- What needs to be done:
Copy out each line of the data that holds the word "file".

- Source data:
*** Block opens ***

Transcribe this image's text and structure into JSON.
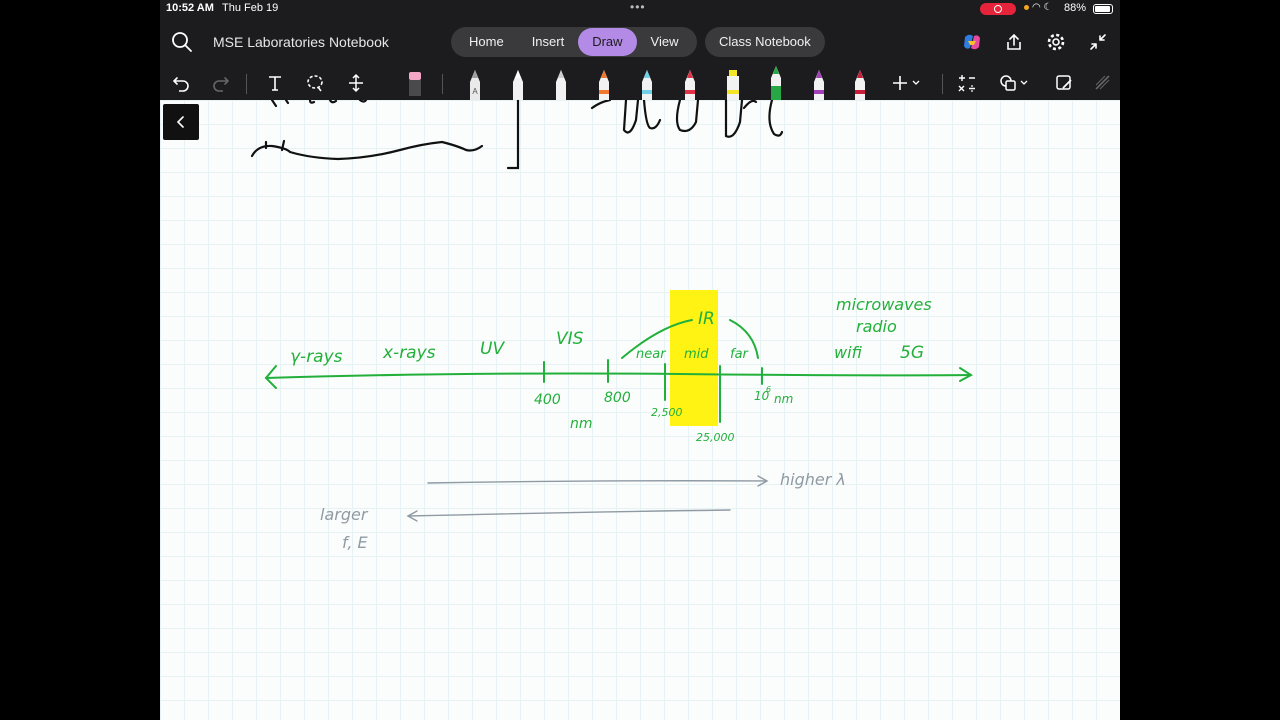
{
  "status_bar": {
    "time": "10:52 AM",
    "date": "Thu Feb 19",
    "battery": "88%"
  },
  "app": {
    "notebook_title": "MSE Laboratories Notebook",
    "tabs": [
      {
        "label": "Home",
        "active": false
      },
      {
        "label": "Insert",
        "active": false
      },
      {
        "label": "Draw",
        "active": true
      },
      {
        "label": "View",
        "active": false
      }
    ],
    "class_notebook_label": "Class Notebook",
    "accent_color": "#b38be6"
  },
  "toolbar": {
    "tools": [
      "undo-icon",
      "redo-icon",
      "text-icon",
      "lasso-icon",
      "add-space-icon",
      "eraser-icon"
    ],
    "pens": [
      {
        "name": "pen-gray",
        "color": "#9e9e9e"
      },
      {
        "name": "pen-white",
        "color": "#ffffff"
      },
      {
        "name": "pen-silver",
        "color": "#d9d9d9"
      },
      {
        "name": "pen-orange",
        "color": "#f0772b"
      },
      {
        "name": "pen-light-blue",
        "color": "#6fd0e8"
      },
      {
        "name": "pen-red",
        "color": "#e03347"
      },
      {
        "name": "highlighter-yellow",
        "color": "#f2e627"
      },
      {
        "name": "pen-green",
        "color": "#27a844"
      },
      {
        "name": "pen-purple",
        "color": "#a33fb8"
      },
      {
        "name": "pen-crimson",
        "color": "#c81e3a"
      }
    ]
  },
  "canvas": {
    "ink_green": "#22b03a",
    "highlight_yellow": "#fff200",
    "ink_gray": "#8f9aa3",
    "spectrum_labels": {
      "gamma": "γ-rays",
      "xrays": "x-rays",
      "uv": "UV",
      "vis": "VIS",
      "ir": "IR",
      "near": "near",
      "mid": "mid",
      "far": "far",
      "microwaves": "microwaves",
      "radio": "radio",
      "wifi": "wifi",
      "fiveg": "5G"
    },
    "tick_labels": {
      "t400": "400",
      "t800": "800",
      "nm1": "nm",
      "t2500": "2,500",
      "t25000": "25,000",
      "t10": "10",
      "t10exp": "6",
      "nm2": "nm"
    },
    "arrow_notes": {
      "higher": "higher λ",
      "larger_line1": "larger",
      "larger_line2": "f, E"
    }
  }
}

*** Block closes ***
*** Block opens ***

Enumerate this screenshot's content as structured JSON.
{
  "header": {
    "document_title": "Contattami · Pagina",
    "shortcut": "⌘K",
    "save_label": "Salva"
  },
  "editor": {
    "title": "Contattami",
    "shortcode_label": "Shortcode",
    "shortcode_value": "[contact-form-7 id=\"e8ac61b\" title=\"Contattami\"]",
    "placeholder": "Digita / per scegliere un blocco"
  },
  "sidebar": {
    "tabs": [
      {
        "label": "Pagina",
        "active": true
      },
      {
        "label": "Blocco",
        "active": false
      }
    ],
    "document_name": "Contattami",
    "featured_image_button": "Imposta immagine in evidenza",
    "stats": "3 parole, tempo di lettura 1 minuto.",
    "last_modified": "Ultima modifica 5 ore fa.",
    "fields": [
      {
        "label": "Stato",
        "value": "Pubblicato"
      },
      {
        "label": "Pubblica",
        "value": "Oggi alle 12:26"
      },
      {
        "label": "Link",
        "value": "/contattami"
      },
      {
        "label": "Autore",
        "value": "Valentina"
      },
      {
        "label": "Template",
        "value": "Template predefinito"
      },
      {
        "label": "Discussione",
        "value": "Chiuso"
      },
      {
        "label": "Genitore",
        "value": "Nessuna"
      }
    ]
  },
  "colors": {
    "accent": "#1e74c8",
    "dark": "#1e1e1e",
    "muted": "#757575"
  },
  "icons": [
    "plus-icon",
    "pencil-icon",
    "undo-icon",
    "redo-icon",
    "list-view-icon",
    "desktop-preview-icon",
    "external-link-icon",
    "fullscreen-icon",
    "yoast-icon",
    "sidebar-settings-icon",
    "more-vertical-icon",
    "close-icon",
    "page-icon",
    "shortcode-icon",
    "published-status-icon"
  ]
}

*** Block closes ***
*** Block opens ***

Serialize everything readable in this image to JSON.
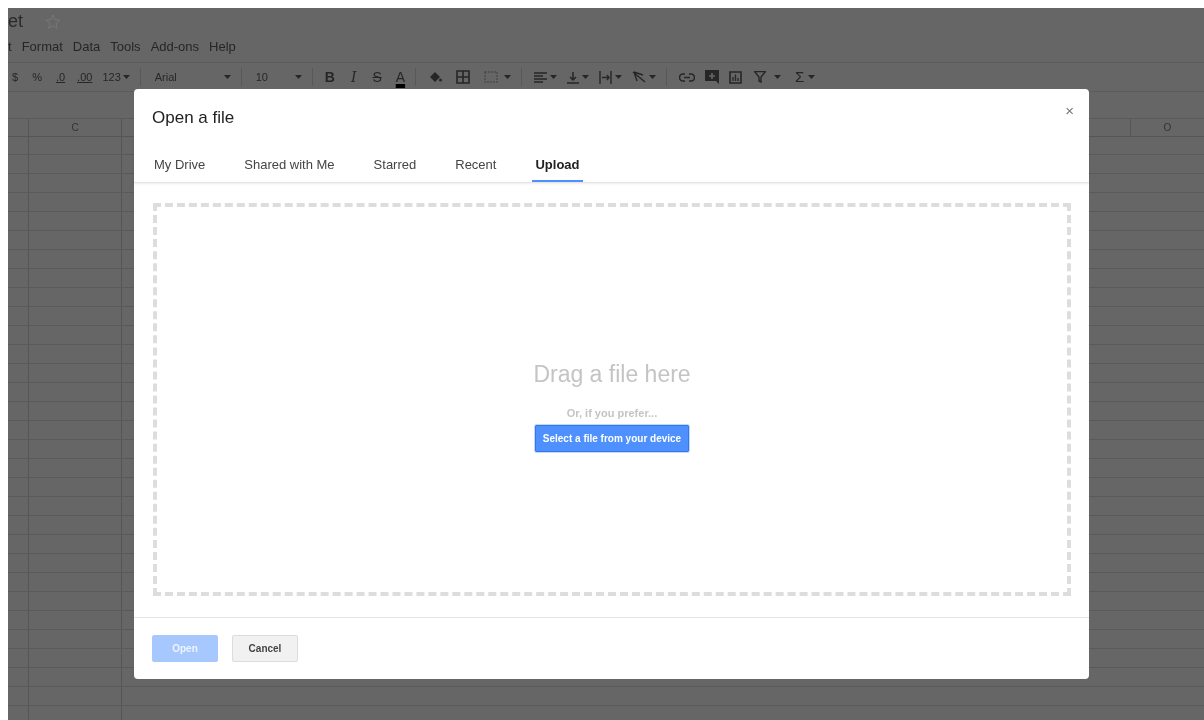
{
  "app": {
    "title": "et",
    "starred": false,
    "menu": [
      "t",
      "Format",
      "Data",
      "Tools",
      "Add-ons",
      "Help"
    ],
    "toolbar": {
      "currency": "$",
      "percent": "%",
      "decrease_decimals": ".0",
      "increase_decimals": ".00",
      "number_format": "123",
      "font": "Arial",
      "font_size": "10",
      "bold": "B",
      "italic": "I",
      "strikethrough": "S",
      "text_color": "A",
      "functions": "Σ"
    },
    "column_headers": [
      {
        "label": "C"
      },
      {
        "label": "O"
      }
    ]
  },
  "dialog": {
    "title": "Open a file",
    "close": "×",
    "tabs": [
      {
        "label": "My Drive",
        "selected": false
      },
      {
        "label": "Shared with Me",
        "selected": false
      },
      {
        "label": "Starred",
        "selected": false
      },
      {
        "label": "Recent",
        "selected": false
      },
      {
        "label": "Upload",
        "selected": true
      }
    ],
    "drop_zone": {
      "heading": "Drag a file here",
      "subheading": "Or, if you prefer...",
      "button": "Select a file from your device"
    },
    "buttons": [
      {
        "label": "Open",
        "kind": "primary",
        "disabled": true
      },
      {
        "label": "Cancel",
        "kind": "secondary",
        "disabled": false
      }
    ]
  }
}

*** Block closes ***

- Reply to the exercise:
    "title": "Open a file",
      "heading": "Drag a file here",
      "button": "Select a file from your device"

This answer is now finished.